*SOURCE MATERIAL*.
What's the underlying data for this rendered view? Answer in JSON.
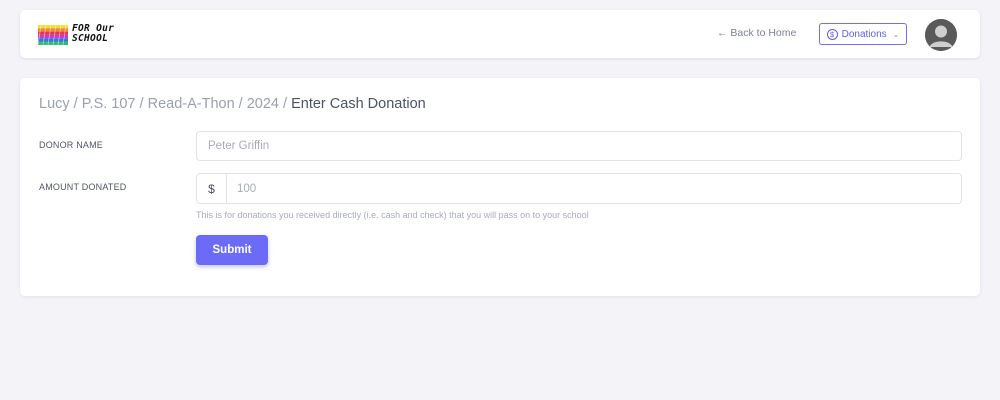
{
  "header": {
    "logo_text_line1": "FOR Our",
    "logo_text_line2": "SCHOOL",
    "back_link": "← Back to Home",
    "donations_button": "Donations",
    "donations_icon": "dollar-circle-icon",
    "avatar_icon": "user-avatar-icon"
  },
  "breadcrumb": {
    "items": [
      "Lucy",
      "P.S. 107",
      "Read-A-Thon",
      "2024"
    ],
    "separator": " / ",
    "current": "Enter Cash Donation"
  },
  "form": {
    "donor_name": {
      "label": "DONOR NAME",
      "placeholder": "Peter Griffin"
    },
    "amount": {
      "label": "AMOUNT DONATED",
      "prefix": "$",
      "placeholder": "100",
      "help": "This is for donations you received directly (i.e. cash and check) that you will pass on to your school"
    },
    "submit_label": "Submit"
  },
  "colors": {
    "accent": "#6b6bf7",
    "background": "#f3f3f8"
  }
}
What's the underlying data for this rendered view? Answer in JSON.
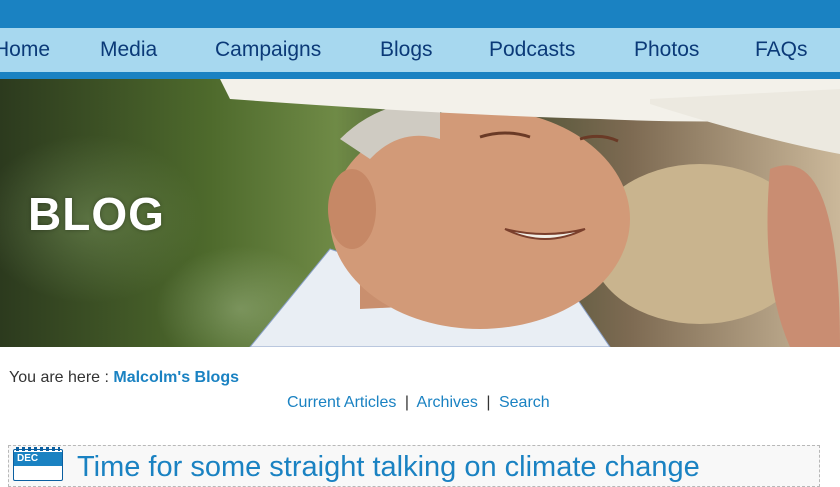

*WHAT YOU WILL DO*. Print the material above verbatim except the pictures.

*PROBLEM SOLUTION*.
What's the underlying data for this rendered view? Answer in JSON.
{
  "header": {
    "logo_text_line1": "FOR Our",
    "logo_text_line2": "SCHOOL",
    "back_link": "← Back to Home",
    "donations_button": "Donations",
    "donations_icon": "dollar-circle-icon",
    "avatar_icon": "user-avatar-icon"
  },
  "breadcrumb": {
    "items": [
      "Lucy",
      "P.S. 107",
      "Read-A-Thon",
      "2024"
    ],
    "separator": " / ",
    "current": "Enter Cash Donation"
  },
  "form": {
    "donor_name": {
      "label": "DONOR NAME",
      "placeholder": "Peter Griffin"
    },
    "amount": {
      "label": "AMOUNT DONATED",
      "prefix": "$",
      "placeholder": "100",
      "help": "This is for donations you received directly (i.e. cash and check) that you will pass on to your school"
    },
    "submit_label": "Submit"
  },
  "colors": {
    "accent": "#6b6bf7",
    "background": "#f3f3f8"
  }
}
What's the underlying data for this rendered view? Answer in JSON.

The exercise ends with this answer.